Chinese Anti-Corruption Activists on Trial for 'Disturbing Public Order'

Security personnel stand guard outside as Chinese human rights lawyer Ding Jiaxi stands trial at a court in Haidian District, Beijing, April 8, 2014.
Two Chinese anti-corruption activists accused of "disturbing public order" went on trial Tuesday in Beijing amid heavy security.

Ding Jiaxi and Li Wei are part of the New Citizens' Movement, a campaign encouraging Chinese officials to publicly disclose their assets.

The Communist Party is in the midst of its own campaign to weed out corruption within its ranks, but views the grassroots movement as a threat.

The group's founder, Xu Zhiyong, was sentenced in January to four years in prison. Ding and Li face up to five years in jail for "gathering a crowd to disturb public order."

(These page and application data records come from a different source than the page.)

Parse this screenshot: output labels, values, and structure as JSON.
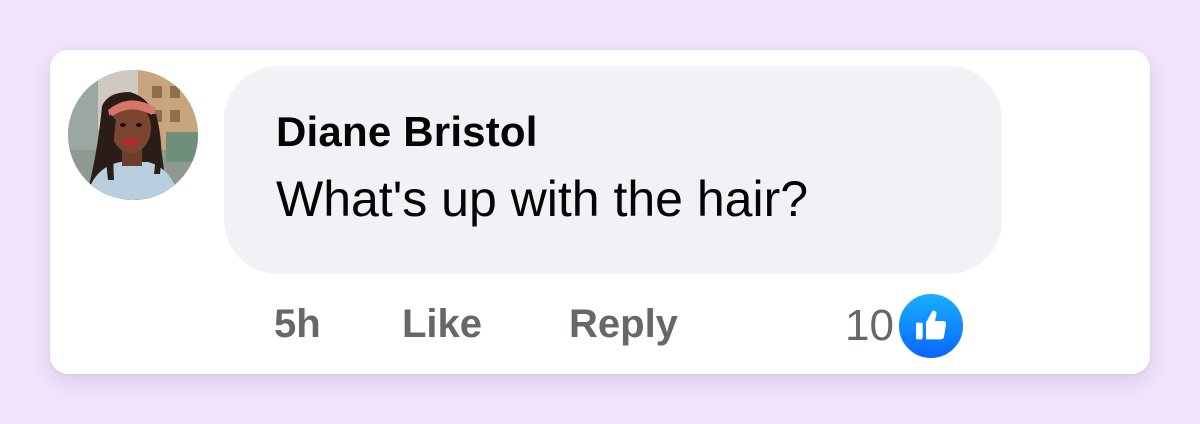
{
  "comment": {
    "author": "Diane Bristol",
    "text": "What's up with the hair?",
    "time": "5h",
    "like_label": "Like",
    "reply_label": "Reply",
    "reaction_count": "10",
    "reaction_icon": "like-thumbs-up-icon"
  },
  "colors": {
    "background": "#f1e4fb",
    "bubble": "#f0f2f5",
    "action_text": "#65676b",
    "like_blue": "#0866ff"
  }
}
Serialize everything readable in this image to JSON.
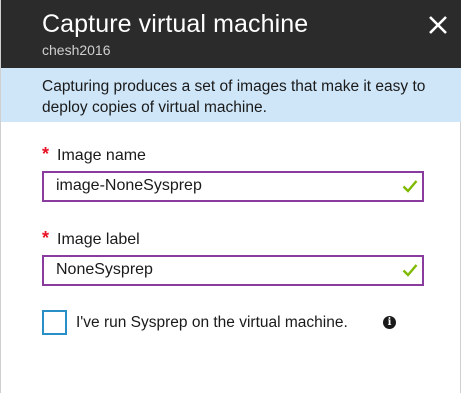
{
  "header": {
    "title": "Capture virtual machine",
    "subtitle": "chesh2016"
  },
  "info_banner": {
    "text": "Capturing produces a set of images that make it easy to deploy copies of virtual machine."
  },
  "fields": [
    {
      "label": "Image name",
      "required_mark": "*",
      "value": "image-NoneSysprep",
      "valid": true
    },
    {
      "label": "Image label",
      "required_mark": "*",
      "value": "NoneSysprep",
      "valid": true
    }
  ],
  "sysprep_checkbox": {
    "label": "I've run Sysprep on the virtual machine.",
    "checked": false,
    "info_icon_glyph": "i"
  },
  "colors": {
    "header_bg": "#2b2b2b",
    "info_bg": "#cfe6f8",
    "input_border": "#8a3b9e",
    "required": "#e81123",
    "valid_check": "#7fba00",
    "checkbox_border": "#2a8fc7"
  },
  "icons": {
    "close": "close-icon",
    "valid": "checkmark-icon",
    "info": "info-icon"
  }
}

Ding's lawyer, Sui Muqing, said a guilty verdict is all but certain, though he denies the defendants committed any crime.

"They didn't cause any harm to society, as has been said. Moreover, their behavior should be praised and encouraged. It's extremely easy to judge - it doesn't require much expert legal knowledge: They are very clearly innocent. They're not just innocent, there isn't even a trace of illegality," said Sui.

Highlighting the sensitivity of the case, police barred a group of foreign diplomats and blocked journalists from the courthouse as the proceedings began Tuesday.

Qui Yueying was among a group of New Citizens' Movement supporters gathered outside the courthouse in Beijing's Haidian district.

"I think they are totally innocent. We have fought together in the past. Honestly, we think that this movement is a movement for all the people. It's something that the public all long for," said Qui.

The activists' lawyers expect the trial to last around two days.